YOUR TASK
Could you retype all of the data below exactly as given?

DATASET EXCERPTS
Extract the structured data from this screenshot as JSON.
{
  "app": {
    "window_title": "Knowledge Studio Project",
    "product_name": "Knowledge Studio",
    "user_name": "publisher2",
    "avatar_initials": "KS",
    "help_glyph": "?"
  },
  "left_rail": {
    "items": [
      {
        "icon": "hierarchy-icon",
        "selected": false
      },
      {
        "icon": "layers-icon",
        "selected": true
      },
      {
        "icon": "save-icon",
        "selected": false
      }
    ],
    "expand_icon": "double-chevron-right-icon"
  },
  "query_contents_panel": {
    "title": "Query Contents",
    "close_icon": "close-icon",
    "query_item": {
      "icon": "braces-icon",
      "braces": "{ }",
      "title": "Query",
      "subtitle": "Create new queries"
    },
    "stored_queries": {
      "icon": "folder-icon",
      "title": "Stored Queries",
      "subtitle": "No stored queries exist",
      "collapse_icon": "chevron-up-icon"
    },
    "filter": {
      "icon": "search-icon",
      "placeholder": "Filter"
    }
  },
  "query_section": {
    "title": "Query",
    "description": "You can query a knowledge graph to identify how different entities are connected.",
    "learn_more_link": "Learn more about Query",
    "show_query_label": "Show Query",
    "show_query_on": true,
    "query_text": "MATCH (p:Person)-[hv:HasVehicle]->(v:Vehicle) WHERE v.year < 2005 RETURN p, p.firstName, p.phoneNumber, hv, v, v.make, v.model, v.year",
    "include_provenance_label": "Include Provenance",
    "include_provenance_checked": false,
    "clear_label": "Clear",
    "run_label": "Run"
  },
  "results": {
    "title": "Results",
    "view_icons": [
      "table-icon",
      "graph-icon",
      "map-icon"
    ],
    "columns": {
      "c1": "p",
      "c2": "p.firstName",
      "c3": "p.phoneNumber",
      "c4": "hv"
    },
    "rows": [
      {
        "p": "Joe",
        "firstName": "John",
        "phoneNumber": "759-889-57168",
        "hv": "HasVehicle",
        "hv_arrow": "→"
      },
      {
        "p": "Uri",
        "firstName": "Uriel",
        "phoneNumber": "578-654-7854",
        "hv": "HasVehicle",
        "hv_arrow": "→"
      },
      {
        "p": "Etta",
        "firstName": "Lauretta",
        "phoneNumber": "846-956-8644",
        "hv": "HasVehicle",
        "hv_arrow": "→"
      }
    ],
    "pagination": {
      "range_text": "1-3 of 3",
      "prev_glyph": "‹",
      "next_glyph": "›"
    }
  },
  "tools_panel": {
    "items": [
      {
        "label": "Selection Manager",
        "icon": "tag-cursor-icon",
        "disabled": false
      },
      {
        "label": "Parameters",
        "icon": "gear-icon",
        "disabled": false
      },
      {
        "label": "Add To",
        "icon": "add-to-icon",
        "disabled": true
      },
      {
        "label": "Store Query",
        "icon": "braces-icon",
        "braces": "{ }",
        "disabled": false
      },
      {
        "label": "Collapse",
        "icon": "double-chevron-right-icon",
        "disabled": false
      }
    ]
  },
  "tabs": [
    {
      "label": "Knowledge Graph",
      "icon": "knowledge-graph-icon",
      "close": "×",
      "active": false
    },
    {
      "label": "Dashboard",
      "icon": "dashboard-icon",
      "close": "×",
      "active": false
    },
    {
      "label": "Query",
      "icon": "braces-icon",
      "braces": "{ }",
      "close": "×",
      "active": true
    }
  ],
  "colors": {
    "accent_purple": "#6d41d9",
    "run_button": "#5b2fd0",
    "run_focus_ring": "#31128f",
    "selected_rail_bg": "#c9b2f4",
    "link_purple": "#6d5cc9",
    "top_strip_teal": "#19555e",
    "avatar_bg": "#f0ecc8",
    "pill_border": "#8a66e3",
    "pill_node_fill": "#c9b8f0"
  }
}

OUTPUT BELOW
Extract the structured data from this screenshot as JSON.
{
  "app": {
    "window_title": "Knowledge Studio Project",
    "product_name": "Knowledge Studio",
    "user_name": "publisher2",
    "avatar_initials": "KS",
    "help_glyph": "?"
  },
  "left_rail": {
    "items": [
      {
        "icon": "hierarchy-icon",
        "selected": false
      },
      {
        "icon": "layers-icon",
        "selected": true
      },
      {
        "icon": "save-icon",
        "selected": false
      }
    ],
    "expand_icon": "double-chevron-right-icon"
  },
  "query_contents_panel": {
    "title": "Query Contents",
    "close_icon": "close-icon",
    "query_item": {
      "icon": "braces-icon",
      "braces": "{ }",
      "title": "Query",
      "subtitle": "Create new queries"
    },
    "stored_queries": {
      "icon": "folder-icon",
      "title": "Stored Queries",
      "subtitle": "No stored queries exist",
      "collapse_icon": "chevron-up-icon"
    },
    "filter": {
      "icon": "search-icon",
      "placeholder": "Filter"
    }
  },
  "query_section": {
    "title": "Query",
    "description": "You can query a knowledge graph to identify how different entities are connected.",
    "learn_more_link": "Learn more about Query",
    "show_query_label": "Show Query",
    "show_query_on": true,
    "query_text": "MATCH (p:Person)-[hv:HasVehicle]->(v:Vehicle) WHERE v.year < 2005 RETURN p, p.firstName, p.phoneNumber, hv, v, v.make, v.model, v.year",
    "include_provenance_label": "Include Provenance",
    "include_provenance_checked": false,
    "clear_label": "Clear",
    "run_label": "Run"
  },
  "results": {
    "title": "Results",
    "view_icons": [
      "table-icon",
      "graph-icon",
      "map-icon"
    ],
    "columns": {
      "c1": "p",
      "c2": "p.firstName",
      "c3": "p.phoneNumber",
      "c4": "hv"
    },
    "rows": [
      {
        "p": "Joe",
        "firstName": "John",
        "phoneNumber": "759-889-57168",
        "hv": "HasVehicle",
        "hv_arrow": "→"
      },
      {
        "p": "Uri",
        "firstName": "Uriel",
        "phoneNumber": "578-654-7854",
        "hv": "HasVehicle",
        "hv_arrow": "→"
      },
      {
        "p": "Etta",
        "firstName": "Lauretta",
        "phoneNumber": "846-956-8644",
        "hv": "HasVehicle",
        "hv_arrow": "→"
      }
    ],
    "pagination": {
      "range_text": "1-3 of 3",
      "prev_glyph": "‹",
      "next_glyph": "›"
    }
  },
  "tools_panel": {
    "items": [
      {
        "label": "Selection Manager",
        "icon": "tag-cursor-icon",
        "disabled": false
      },
      {
        "label": "Parameters",
        "icon": "gear-icon",
        "disabled": false
      },
      {
        "label": "Add To",
        "icon": "add-to-icon",
        "disabled": true
      },
      {
        "label": "Store Query",
        "icon": "braces-icon",
        "braces": "{ }",
        "disabled": false
      },
      {
        "label": "Collapse",
        "icon": "double-chevron-right-icon",
        "disabled": false
      }
    ]
  },
  "tabs": [
    {
      "label": "Knowledge Graph",
      "icon": "knowledge-graph-icon",
      "close": "×",
      "active": false
    },
    {
      "label": "Dashboard",
      "icon": "dashboard-icon",
      "close": "×",
      "active": false
    },
    {
      "label": "Query",
      "icon": "braces-icon",
      "braces": "{ }",
      "close": "×",
      "active": true
    }
  ],
  "colors": {
    "accent_purple": "#6d41d9",
    "run_button": "#5b2fd0",
    "run_focus_ring": "#31128f",
    "selected_rail_bg": "#c9b2f4",
    "link_purple": "#6d5cc9",
    "top_strip_teal": "#19555e",
    "avatar_bg": "#f0ecc8",
    "pill_border": "#8a66e3",
    "pill_node_fill": "#c9b8f0"
  }
}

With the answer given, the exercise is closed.